Billy Apple (born Barrie Bates, 1935 Auckland, New Zealand; died, 2021, Auckland) took a radical step in 1962 by changing his name to establish a new identity as an art brand. In this self-branding manoeuvre he became the art object and removed the arbitrary division between art and life thus claiming his life activities as art. For his entire artistic career Apple drew his inspiration from reality and the world we live in. His incredible seven-decade art career began at London’s Royal College of Art amidst the pioneers of pop art. Moving to New York, he exhibited in the legendary 1964 exhibition American Supermarket at Bianchini Gallery before going on to become a key figure in the development of conceptual art having opened APPLE, a not-for-profit space (1969 -1973). As director of 112 Greene Street Gallery in 1975 he gave Ana Mendieta her first New York show. In the 80s his text-based works drew attention to relations between artist, dealer and collector and were called “Pop Conceptual” by Leo Castelli, arguably the first use of the term. He became a registered trademark in 2007, formalizing his art brand status and his interest in intellectual property. He went on to collaborate with scientists on a variety of projects that range from biomedicine to marine geology. Billy Apple ONZM received an ICON AWARD from the Arts Foundation of New Zealand in 2018.

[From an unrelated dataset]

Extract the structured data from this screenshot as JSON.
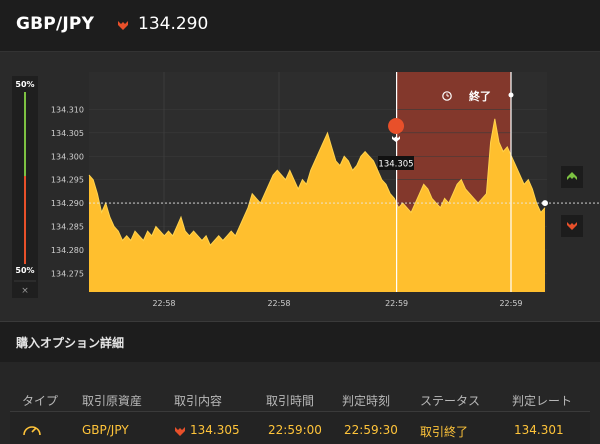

Billy Apple’s work is held in public collections such as the Philadelphia Museum of Art, Solomon R. Guggenheim Museum, New York; Detroit Institute of Arts; The Chrysler Museum of Art, Norfolk; Pasadena Museum of Modern Art; Boise Art Museum, Idaho; Corning Museum of Glass, New York; Tate Britain and Scottish National Gallery of Modern Art as well as the National Gallery of Australia, Canberra, National Gallery of Victoria, Melbourne and Wesfarmers Arts, Perth; Te Papa Tongarewa, Museum of New Zealand, Wellington; Auckland Art Gallery, Toi o Tamaki, Auckland; Govett-Brewster Art Gallery, New Plymouth and the Dunedin public Art Gallery.